Monday, January 11, 2016

Process Stories, or R.I.P. David Bowie

Photo courtesy thekey.xpn.org
This one's going to meander.  Bear with me.

A few nights ago, Mario and I watched the documentary Scatter My Ashes at Bergdorf's on Netflix.  I wasn't feeling well and he thought a fashion movie would perk me up.  It did, but not in the way he intended.  While the bio of the store was fascinating, and I loved seeing all the designers and others who've worked with the store over the years, my favorite part, hands down, was the section on the creation of the holiday window displays.  (You can see them here).

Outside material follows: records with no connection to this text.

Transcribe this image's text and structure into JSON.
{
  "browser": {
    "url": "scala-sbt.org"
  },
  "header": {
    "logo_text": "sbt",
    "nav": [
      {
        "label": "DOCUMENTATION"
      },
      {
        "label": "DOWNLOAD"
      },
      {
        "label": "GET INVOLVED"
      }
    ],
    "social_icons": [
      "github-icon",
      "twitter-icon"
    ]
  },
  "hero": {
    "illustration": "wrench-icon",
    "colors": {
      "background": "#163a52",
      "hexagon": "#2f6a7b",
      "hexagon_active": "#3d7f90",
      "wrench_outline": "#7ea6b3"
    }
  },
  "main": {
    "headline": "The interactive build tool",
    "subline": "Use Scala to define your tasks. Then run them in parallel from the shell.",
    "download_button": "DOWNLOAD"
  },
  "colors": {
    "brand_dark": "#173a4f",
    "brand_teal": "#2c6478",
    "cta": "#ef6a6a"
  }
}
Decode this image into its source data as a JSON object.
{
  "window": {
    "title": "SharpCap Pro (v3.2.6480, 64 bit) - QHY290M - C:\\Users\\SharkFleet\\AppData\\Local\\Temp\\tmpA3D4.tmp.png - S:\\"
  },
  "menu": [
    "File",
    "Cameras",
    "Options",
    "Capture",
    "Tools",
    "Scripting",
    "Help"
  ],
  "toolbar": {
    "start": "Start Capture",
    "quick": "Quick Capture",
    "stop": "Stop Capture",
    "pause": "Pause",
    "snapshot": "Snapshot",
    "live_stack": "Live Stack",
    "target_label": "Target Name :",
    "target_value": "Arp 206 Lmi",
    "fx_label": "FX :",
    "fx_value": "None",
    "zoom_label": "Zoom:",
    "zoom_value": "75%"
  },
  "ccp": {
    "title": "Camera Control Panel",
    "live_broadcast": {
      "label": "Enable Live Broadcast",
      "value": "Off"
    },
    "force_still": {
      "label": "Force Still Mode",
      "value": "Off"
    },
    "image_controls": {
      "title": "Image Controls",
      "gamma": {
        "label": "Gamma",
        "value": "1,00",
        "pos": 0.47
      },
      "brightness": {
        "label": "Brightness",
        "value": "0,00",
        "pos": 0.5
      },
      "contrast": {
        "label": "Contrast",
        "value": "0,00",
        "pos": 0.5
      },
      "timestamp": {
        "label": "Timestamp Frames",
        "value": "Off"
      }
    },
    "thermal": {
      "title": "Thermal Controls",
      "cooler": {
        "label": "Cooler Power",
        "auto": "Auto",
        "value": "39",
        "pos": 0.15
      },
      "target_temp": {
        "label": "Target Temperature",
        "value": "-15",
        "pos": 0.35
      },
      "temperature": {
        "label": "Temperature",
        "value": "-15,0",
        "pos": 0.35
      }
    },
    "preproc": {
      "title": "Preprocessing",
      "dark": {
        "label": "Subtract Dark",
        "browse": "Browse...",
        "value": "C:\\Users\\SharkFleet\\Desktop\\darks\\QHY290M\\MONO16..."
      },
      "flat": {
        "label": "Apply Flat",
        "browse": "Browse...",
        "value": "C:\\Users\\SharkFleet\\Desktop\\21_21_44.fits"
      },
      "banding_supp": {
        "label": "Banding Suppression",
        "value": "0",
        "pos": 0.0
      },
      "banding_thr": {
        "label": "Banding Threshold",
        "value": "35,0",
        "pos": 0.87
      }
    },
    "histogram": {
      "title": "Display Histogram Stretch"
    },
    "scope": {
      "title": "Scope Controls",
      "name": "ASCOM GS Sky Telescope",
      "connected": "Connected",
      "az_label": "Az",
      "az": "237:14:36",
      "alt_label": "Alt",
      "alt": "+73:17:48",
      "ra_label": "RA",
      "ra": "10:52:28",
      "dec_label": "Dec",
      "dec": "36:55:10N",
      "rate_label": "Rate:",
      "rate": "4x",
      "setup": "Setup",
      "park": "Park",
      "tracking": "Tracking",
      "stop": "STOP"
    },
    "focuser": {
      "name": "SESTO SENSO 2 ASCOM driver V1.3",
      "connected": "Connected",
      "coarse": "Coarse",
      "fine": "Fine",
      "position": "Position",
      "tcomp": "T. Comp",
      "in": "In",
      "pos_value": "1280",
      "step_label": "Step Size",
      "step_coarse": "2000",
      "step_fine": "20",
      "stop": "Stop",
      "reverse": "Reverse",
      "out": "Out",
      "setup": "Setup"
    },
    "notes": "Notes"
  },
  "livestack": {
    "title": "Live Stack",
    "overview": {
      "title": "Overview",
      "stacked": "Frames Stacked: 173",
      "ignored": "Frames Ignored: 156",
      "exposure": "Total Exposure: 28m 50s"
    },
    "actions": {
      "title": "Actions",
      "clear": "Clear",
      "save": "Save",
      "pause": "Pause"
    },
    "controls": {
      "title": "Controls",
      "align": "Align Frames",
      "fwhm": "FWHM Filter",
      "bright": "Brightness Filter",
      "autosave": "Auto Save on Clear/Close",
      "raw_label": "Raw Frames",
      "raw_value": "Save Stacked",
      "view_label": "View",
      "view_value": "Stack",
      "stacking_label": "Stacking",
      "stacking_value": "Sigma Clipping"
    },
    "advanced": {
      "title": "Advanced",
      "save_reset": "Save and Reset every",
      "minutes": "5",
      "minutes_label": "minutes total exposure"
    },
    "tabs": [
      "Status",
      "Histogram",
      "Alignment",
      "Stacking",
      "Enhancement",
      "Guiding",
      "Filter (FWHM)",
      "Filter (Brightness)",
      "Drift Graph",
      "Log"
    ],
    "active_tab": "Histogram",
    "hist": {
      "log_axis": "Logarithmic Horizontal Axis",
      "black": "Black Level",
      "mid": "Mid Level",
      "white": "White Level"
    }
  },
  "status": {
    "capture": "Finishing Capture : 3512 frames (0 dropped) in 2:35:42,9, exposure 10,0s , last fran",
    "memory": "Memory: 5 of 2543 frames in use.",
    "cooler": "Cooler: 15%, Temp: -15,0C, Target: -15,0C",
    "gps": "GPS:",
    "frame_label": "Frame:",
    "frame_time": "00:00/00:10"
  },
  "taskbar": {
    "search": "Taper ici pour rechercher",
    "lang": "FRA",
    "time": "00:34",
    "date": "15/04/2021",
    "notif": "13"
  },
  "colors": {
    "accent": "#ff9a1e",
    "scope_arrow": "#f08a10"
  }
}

The absolute joy in creation displayed by the entire display staff and all the artisans and workshops employed in making all those wonderful windows -- glass mosaic, luxurious upholstered animals, fantastic paper creations, ingenious woodworking, glowing copper birds -- was so obvious that it blew me away.  Would I rather be one of the profiled designers (a good number of whom don't even sew!) or one of these unnamed but very lucky makers?  

Maker, all the way.  They do stuff.

Another recent movie:  The Chef.  I wasn't expecting a lot, but from the opening scene, which showed the chef fine chopping herbs and vegetables to make a meal for his son, they had me.  It wasn't just a story about a chef, it showed the work.  

The work is what gets me every time.

Which leads me to this morning's very sad news. People who are immortal shouldn't be allowed to up and die on us. On the other hand, like I saw on Facebook this morning,

"If you're ever sad, just remember the world is 4.543 billion years old and you somehow managed to exist at the same time as David Bowie."

Amen to that.  And even though I'm sitting here listening to Bowie songs with tears in my eyes, I'm grateful for so many years of wonderful music.  Kudos to him and to his family for being able to keep his illness a secret so that he could do his final work and leave us with a farewell song like Lazarus.

Only David Bowie could make a video to basically announce his own departure, and make us love him for it.  Only a true artist would spend the last months of his life creating something new, and working through his own feelings about his impending death in a way that could benefit everyone who listened to his music.

For him, it was all about the work.

I don't know where I'm going from here, but I promise it won't be boring.  

P.S.  Also this article.  

4 comments:

annieloveslinen said...

Amen, Karen, nice post.

Vicki said...

Sad day but he has left us with some wonderful music and memories.

Summer Flies said...

Sorry I'm late to this, I just saw it. I think it was fantastic that he could have his death private and with the same dignity he conducted his life. I've watched a lot of his old interviews on a retrospective and gee he was a generous, gracious, articulate and seemingly nice person. I'm so glad to have had him as part of my cultural heritage.

SEWN said...

Great post Karen. I still am at a loss for David Bowie.